As our world continues to advance technologically, older versions of software become outdated and unused, leaving many to abandon the old platform in favor of newer, fresher interfaces. WordPress’s old editor is no different, as many continue to turn to the Block Editor as their go-to interface.
However, some are staying true to the Classic Editor, with its loyal fan base remaining strong. These users prefer the simplicity and familiarity of the Classic Editor, and time has not diminished their love for it.
What is the Classic Editor?
Prior to WordPress 5.0, the Classic Editor was the default editor for creating posts and pages. WordPress replaced it with the new Block Editor as the default editor, with the Classic Editor now being available via plugin install.

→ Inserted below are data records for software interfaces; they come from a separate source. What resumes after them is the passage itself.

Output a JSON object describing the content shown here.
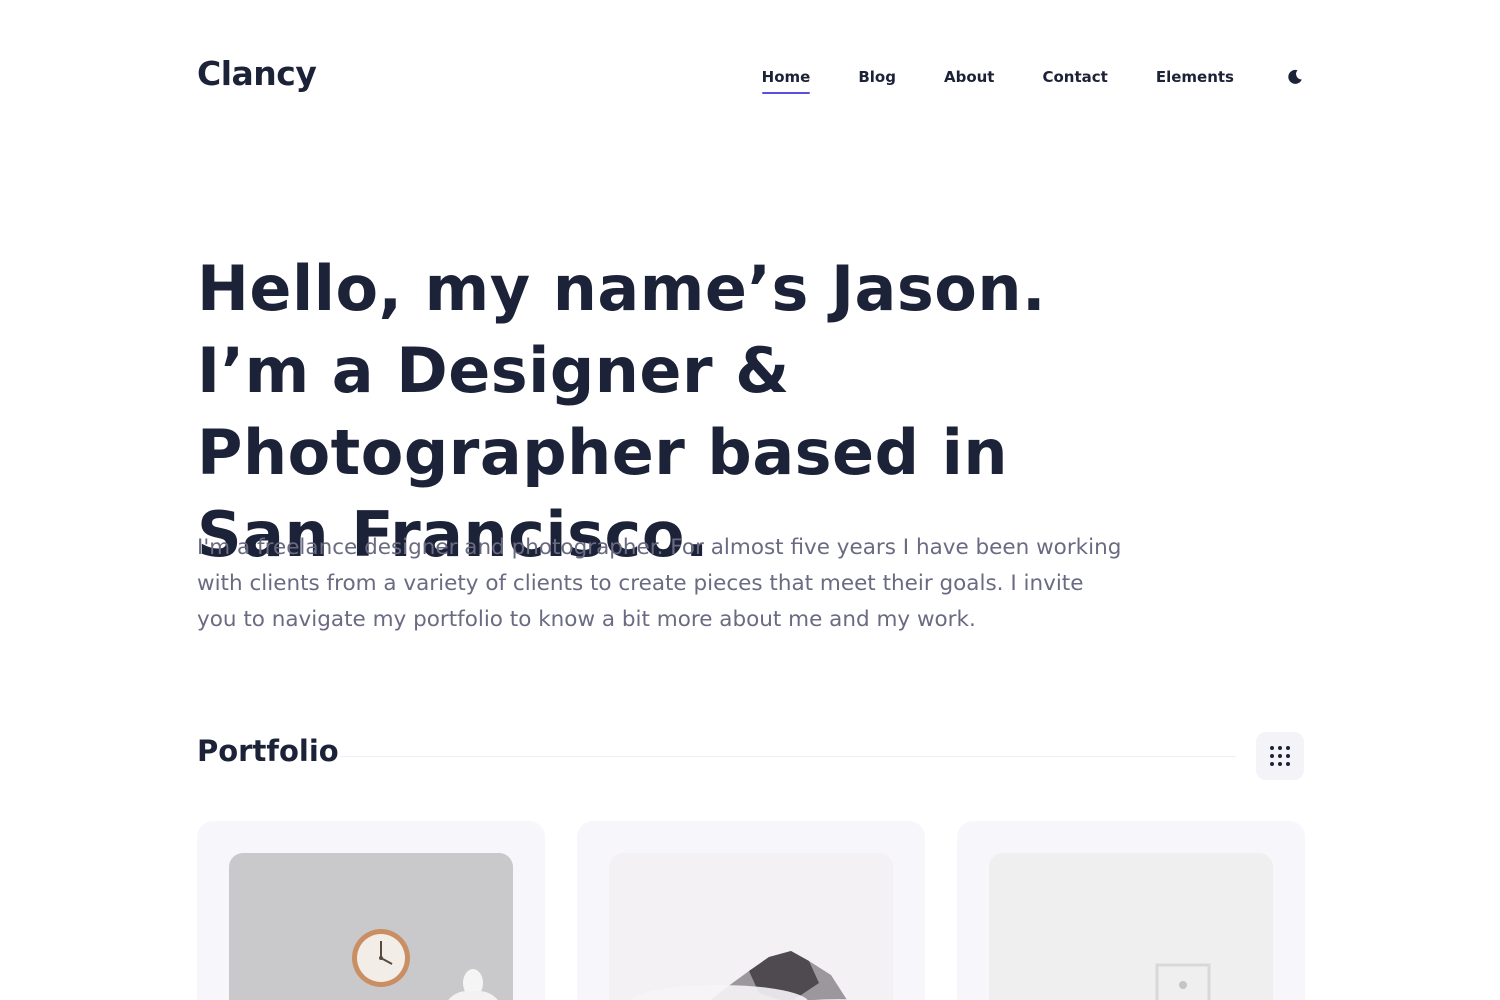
{
  "header": {
    "logo": "Clancy",
    "nav": [
      {
        "label": "Home",
        "active": true
      },
      {
        "label": "Blog",
        "active": false
      },
      {
        "label": "About",
        "active": false
      },
      {
        "label": "Contact",
        "active": false
      },
      {
        "label": "Elements",
        "active": false
      }
    ],
    "theme_icon": "moon-icon"
  },
  "hero": {
    "title": "Hello, my name’s Jason. I’m a Designer & Photographer based in San Francisco.",
    "description": "I'm a freelance designer and photographer. For almost five years I have been working with clients from a variety of clients to create pieces that meet their goals. I invite you to navigate my portfolio to know a bit more about me and my work."
  },
  "portfolio": {
    "title": "Portfolio",
    "view_icon": "grid-icon",
    "items": [
      {
        "image": "clock-on-wall-photo"
      },
      {
        "image": "misty-mountain-photo"
      },
      {
        "image": "minimal-decor-photo"
      }
    ]
  },
  "colors": {
    "text_dark": "#1c2237",
    "text_muted": "#6a6b82",
    "accent": "#5b4fe0",
    "card_bg": "#f7f6fb"
  }
}
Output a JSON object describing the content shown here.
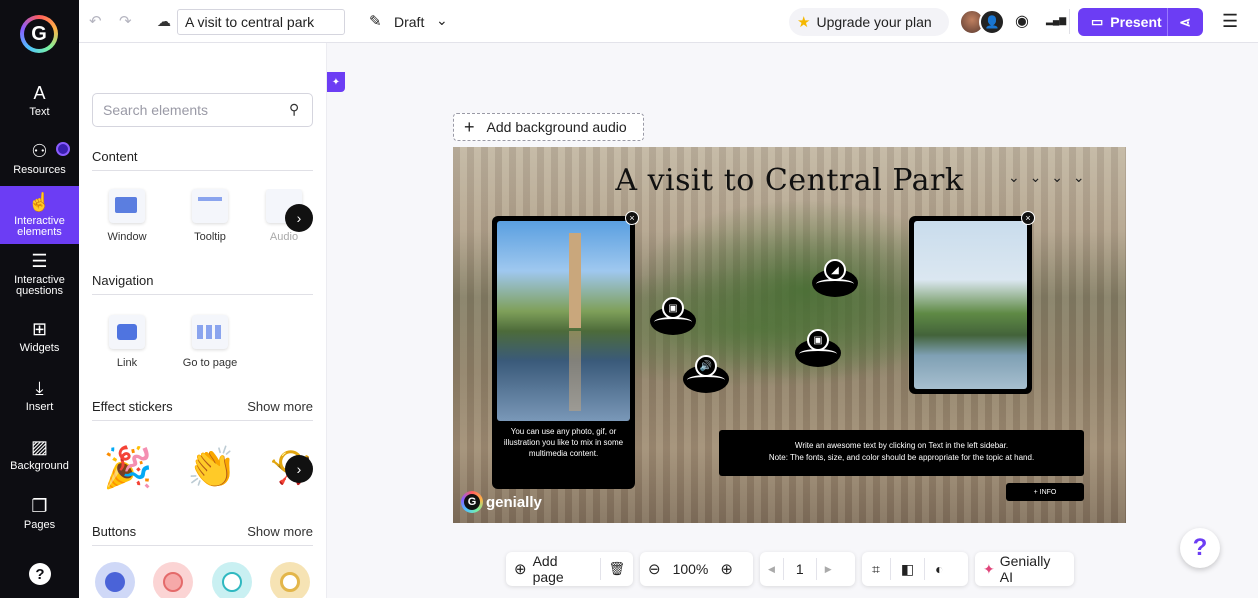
{
  "rail": {
    "logo": "G",
    "items": [
      {
        "label": "Text",
        "icon": "A"
      },
      {
        "label": "Resources",
        "icon": "⚇"
      },
      {
        "label": "Interactive elements",
        "icon": "☝"
      },
      {
        "label": "Interactive questions",
        "icon": "☰"
      },
      {
        "label": "Widgets",
        "icon": "⊞"
      },
      {
        "label": "Insert",
        "icon": "⤓"
      },
      {
        "label": "Background",
        "icon": "▨"
      },
      {
        "label": "Pages",
        "icon": "❐"
      }
    ],
    "help": "?"
  },
  "topbar": {
    "undo_icon": "↶",
    "redo_icon": "↷",
    "cloud_icon": "☁",
    "title_value": "A visit to central park",
    "pencil_icon": "✎",
    "status": "Draft",
    "status_chevron": "⌄",
    "upgrade_star": "★",
    "upgrade_label": "Upgrade your plan",
    "eye_icon": "◉",
    "stats_icon": "▂▄▆",
    "present_icon": "▭",
    "present_label": "Present",
    "share_icon": "⋖",
    "menu_icon": "☰"
  },
  "panel": {
    "search_placeholder": "Search elements",
    "search_icon": "⚲",
    "sections": {
      "content": {
        "title": "Content",
        "items": [
          "Window",
          "Tooltip",
          "Audio"
        ]
      },
      "navigation": {
        "title": "Navigation",
        "items": [
          "Link",
          "Go to page"
        ]
      },
      "effect_stickers": {
        "title": "Effect stickers",
        "more": "Show more",
        "items": [
          "🎉",
          "👏",
          "📯"
        ]
      },
      "buttons": {
        "title": "Buttons",
        "more": "Show more"
      }
    },
    "next_icon": "›"
  },
  "canvas": {
    "pin_icon": "✦",
    "bg_audio_plus": "+",
    "bg_audio_label": "Add background audio",
    "slide": {
      "title": "A visit to Central Park",
      "birds": "⌄ ⌄ ⌄ ⌄",
      "card1_text": "You can use any photo, gif, or illustration you like to mix in some multimedia content.",
      "close": "×",
      "textbox_line1": "Write an awesome text by clicking on Text in the left sidebar.",
      "textbox_line2": "Note: The fonts, size, and color should be appropriate for the topic at hand.",
      "info_button": "+ INFO",
      "brand_logo": "G",
      "brand_name": "genially",
      "hotspot_icons": [
        "▣",
        "◢",
        "🔊",
        "▣"
      ]
    }
  },
  "bottombar": {
    "add_page_icon": "⊕",
    "add_page_label": "Add page",
    "delete_icon": "🗑",
    "zoom_out_icon": "⊖",
    "zoom": "100%",
    "zoom_in_icon": "⊕",
    "prev_icon": "◀",
    "page": "1",
    "next_icon": "▶",
    "fit_icon": "⌗",
    "compare_icon": "◧",
    "theme_icon": "◐",
    "ai_icon": "✦",
    "ai_label": "Genially AI"
  },
  "help_fab": "?",
  "colors": {
    "accent": "#6c3df4",
    "rail_bg": "#0d0d12"
  }
}
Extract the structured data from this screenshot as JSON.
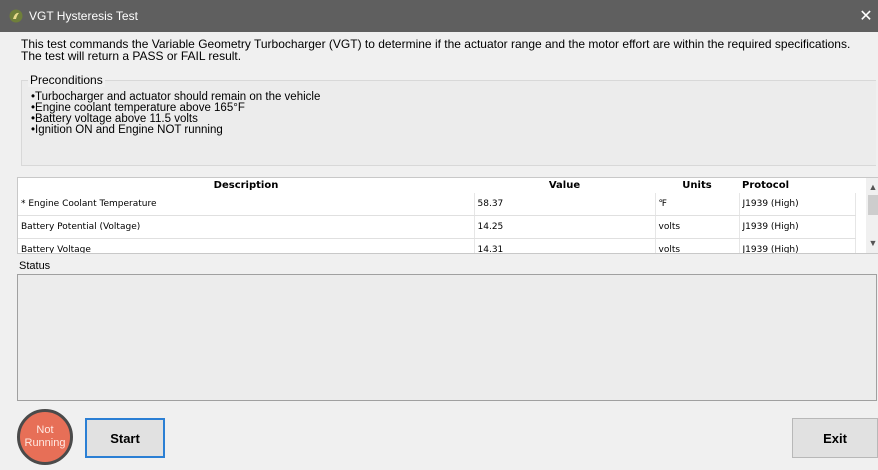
{
  "window": {
    "title": "VGT Hysteresis Test",
    "close_icon": "close-icon",
    "app_icon": "app-logo-icon"
  },
  "description": {
    "line1": "This test commands the Variable Geometry Turbocharger (VGT) to determine if the actuator range and the motor effort are within the required specifications.",
    "line2": "The test will return a PASS or FAIL result."
  },
  "preconditions": {
    "title": "Preconditions",
    "items": [
      "Turbocharger and actuator should remain on the vehicle",
      "Engine coolant temperature above 165°F",
      "Battery voltage above 11.5 volts",
      "Ignition ON and Engine NOT running"
    ]
  },
  "table": {
    "headers": {
      "description": "Description",
      "value": "Value",
      "units": "Units",
      "protocol": "Protocol"
    },
    "rows": [
      {
        "description": "* Engine Coolant Temperature",
        "value": "58.37",
        "units": "℉",
        "protocol": "J1939 (High)"
      },
      {
        "description": "Battery Potential (Voltage)",
        "value": "14.25",
        "units": "volts",
        "protocol": "J1939 (High)"
      },
      {
        "description": "Battery Voltage",
        "value": "14.31",
        "units": "volts",
        "protocol": "J1939 (High)"
      }
    ]
  },
  "status": {
    "label": "Status",
    "text": ""
  },
  "indicator": {
    "line1": "Not",
    "line2": "Running",
    "color": "#e76f57"
  },
  "buttons": {
    "start": "Start",
    "exit": "Exit"
  },
  "colors": {
    "titlebar": "#5f5f5f",
    "accent_border": "#2b7fd4"
  }
}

Using the Classic Editor
First and foremost, it is essential to ensure that the Classic Editor plugin is installed and activated on your WordPress site. Once you’ve done this, here’s how to get started:
1. Open the Editor
To start with the Classic Editor, open a new post or page in your WordPress dashboard. The interface will differ from that of the Block Editor, allowing for the Classic Editor to take the lead here.
2. Title and Content
Begin by entering a title for your post or page at the top of the editor. Below that, there’s a large text box that you can utilize to input your content. Similar to basic word processors, its formatting options range from bold, italic, underline, to strikethrough.
3. Adding Media
Feel free to add images or other media to your post or page using the Add Media button located above the content box. Doing so will open your media library, where you can upload your own files or select the ones within the site’s library.
4. Categories and Tags
On the right-hand side of the Classic Editor, you will find a panel catered for the entry of categories and tags into your post or page. Although not compulsory, this can help organize your content and make it easier for users to find.
5. Publish or Save
To publish your finished work, click the Publish button. Alternatively, you could save your draft in progress by clicking the Save Draft button.
Despite some finding the Classic Editor’s interface outdated, it still provides a simple and straightforward way to create and publish content on your WordPress site. The editor remains a viable option for those who prefer simplicity and reliability in content creation.
The Classic Editor is well-established and has a wealth of plugins and other tools available for users. Examples include Yoast SEO, which optimizes posts for search engines, and Jetpack, which adds additional features and functionality to your site.
In summary, the WordPress Block Editor may be grabbing attention, but don’t be too quick to forget the Classic Editor’s power. It remains a popular option for those preferring simplicity and reliability, leaving the baffling question – which one suits you best?